Professor Henry Hill had 76 trombones; Mead's music man, Terry Lack, has only four. But in the Mead High School Jazz Ensemble, Lack also has five saxophones, five trumpets and a five-member rhythm section -- and later this month, he'll be carting all 19 musicians to New York City for the ninth annual Essentially Ellington competition. Mead qualified as one of only 15 finalists from across the nation.
After the initial elation, however, comes the sticker shock. That's why the ensemble is presenting a Mother's Day concert -- a fund-raiser, along with a silent auction -- at the Big Easy. This Sunday afternoon, they'll perform works by Ellington, Stan Kenton, Benny Goodman and Glenn Miller.
Performing the Duke's music well isn't an easy task. "It's more difficult than a lot of other big-band music," says Lack. "It's music that's very exposed -- lots of stand-alone parts. There's no safety in numbers -- you're just out there.
"All the under-parts are thinly scored," Lack continues. "Where other composers might write for 13 horns, Duke would write for four. And he'd mix 'em up, writing a part for maybe a trumpet, a trombone and two saxophones -- mixing it up across sections that way."
It's one thing to swing with the Duke in, say, Boise, where the Mead Ensemble recently earned top overall band honors at the Gene Harris Jazz Festival, but it's quite another to play Ellington's music in the Big Apple. Lack has an analogy he's been using to prepare his players for the big trip May 22-24: "I tell the kids, 'Let's assume you're going to France, and you've been studying French for three years. They could understand you over there, but if you tried to go over there as a spy, you'd be found out and caught in a minute.
"'Well, we've studied jazz for three years and interpreted it in our own way, but I want you to play jazz like a pro now. When we go to New York, we need to play so we don't get caught.'"
When it comes to not getting captured, Ron Carter is the just the man the Mead musicians need. Carter, director of jazz at Northern Illinois University and an associate of the Lincoln Center Jazz Orchestra, selected this year's finalists and is now traveling around the country providing instruction at several of the schools.
During his visit to Mead last week, at one point Carter stood in front of the high school horn players and broke into a little improvised doo-wop dance, singing scat and egging on the players: "Doo, dee, stanky doo-wop -- we wasn't woppin' there," he laughs. "We all need to wop somethin'.
"C'mon, people, it sounds like you don't know how to swing!" he goes on, seldom allowing the band to play for more than five seconds before calling a halt for corrections. After a brief trumpet solo, the entire band joins in, but Carter calls a stop, yelling "wah, wah... wah, wah... zero dynamics!"

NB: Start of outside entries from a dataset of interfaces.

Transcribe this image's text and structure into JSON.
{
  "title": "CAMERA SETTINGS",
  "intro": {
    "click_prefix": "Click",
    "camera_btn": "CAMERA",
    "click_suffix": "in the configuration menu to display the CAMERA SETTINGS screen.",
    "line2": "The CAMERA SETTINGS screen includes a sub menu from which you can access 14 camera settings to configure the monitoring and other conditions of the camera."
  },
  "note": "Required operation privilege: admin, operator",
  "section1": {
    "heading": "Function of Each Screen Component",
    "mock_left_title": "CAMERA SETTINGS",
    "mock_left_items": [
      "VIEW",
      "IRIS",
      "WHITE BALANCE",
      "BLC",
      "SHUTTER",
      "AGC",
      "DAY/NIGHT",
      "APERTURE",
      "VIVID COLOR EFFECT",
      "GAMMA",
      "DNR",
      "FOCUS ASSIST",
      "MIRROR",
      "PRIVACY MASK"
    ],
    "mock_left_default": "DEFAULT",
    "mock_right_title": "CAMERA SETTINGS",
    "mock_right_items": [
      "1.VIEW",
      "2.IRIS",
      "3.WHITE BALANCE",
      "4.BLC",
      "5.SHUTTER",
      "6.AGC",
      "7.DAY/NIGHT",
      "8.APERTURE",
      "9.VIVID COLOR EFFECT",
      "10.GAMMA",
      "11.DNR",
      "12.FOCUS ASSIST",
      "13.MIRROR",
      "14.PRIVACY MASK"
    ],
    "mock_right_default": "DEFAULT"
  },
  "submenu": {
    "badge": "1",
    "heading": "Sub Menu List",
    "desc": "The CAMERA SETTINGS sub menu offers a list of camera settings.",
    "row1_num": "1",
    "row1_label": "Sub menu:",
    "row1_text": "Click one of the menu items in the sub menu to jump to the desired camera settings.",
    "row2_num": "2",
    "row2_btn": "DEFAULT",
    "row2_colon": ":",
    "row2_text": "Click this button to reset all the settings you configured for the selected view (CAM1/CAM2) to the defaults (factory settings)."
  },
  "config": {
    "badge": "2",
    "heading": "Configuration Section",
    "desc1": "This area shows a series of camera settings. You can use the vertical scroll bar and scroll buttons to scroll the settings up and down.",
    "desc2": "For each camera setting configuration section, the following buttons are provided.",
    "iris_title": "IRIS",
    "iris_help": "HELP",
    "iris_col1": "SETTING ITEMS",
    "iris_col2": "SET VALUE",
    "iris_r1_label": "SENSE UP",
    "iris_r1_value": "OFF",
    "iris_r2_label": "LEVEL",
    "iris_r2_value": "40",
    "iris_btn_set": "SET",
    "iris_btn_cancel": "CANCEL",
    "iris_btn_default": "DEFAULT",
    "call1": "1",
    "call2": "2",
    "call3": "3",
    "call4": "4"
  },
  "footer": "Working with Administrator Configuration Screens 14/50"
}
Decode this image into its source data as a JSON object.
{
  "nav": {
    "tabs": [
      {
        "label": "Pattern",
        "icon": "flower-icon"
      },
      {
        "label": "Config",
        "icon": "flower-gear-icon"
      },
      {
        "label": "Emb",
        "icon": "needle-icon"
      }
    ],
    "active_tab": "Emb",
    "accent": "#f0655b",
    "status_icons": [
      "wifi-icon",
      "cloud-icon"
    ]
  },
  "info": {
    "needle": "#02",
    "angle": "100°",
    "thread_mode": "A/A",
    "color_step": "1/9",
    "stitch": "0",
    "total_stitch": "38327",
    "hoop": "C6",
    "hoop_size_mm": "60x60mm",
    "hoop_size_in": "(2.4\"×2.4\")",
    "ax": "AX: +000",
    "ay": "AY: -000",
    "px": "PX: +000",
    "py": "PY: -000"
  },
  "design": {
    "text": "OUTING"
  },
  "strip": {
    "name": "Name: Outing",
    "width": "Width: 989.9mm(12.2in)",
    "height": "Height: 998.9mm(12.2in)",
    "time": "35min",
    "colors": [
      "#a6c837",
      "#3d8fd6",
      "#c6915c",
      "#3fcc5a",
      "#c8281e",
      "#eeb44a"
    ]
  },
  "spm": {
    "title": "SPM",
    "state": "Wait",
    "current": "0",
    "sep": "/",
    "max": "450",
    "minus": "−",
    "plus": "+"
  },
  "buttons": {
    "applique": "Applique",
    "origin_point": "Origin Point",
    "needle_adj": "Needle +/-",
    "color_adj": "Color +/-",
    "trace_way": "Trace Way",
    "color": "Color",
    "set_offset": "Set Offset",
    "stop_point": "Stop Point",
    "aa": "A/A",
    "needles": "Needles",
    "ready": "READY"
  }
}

But then he just as suddenly says something encouraging to the group and dismisses them to their pizza break.
Senior Keith Bjorklund, an alto sax player who won one of the best soloist awards at the Gene Harris competition, appreciates Carter's feel for the big-band sound: "A lot of his teaching was about 'pulse' -- about feeling it more, like the music's your own. It's the opposite of metronome accuracy or regularity. It's about what he calls 'greasy sound' -- where you personalize the sound, make it your own. It's not pretty. It's the opposite of 'pretty.'"
Brad Fulkerson, a junior who plays trumpet in the ensemble, was eagerly taking in what Carter had to say about jazz improvisation. Fulkerson and the other Mead players will be called upon to display their improv skills right away, as he explains: "The first night we're there, we're supposed to have studied this set of 12 songs thoroughly, and we'll go in there, and they'll match us up with a Lincoln Center player, and then I might be matched up with a sax player from Seattle and a drummer from Canada or something, and we'll just jam and work on our improvisation skills."
But before the ensemble can get to New York, they need to raise some cash. That's why Sunday's concert will be accompanied by a silent auction featuring autographed CDs, hotel stays, gift certificates -- dozens of items in all, though the marquee auction item has to be an all-expenses-paid weekend fly fishing trip in Boise with Troy McClain of NBC's The Apprentice. (McClain just happens to be Mead Class of '89.)
At least one very qualified outside observer thinks the ensemble will succeed in New York. Rob Tapper, who's director of jazz in the music department at EWU, points to "the high quality of music education in the Mead district. Kathy Meredith at Evergreen Elementary and Lee Shook at Northwood Middle School, among several others, are giving these kids a great education. By the time they get here," says Tapper, gesturing to Mead's music facilities, "they've gotten the passion. And Terry does a great job -- he has them working hard."
So the Mead Jazz Ensemble's being invited to Lincoln Center is like a victory for the entire Mead district?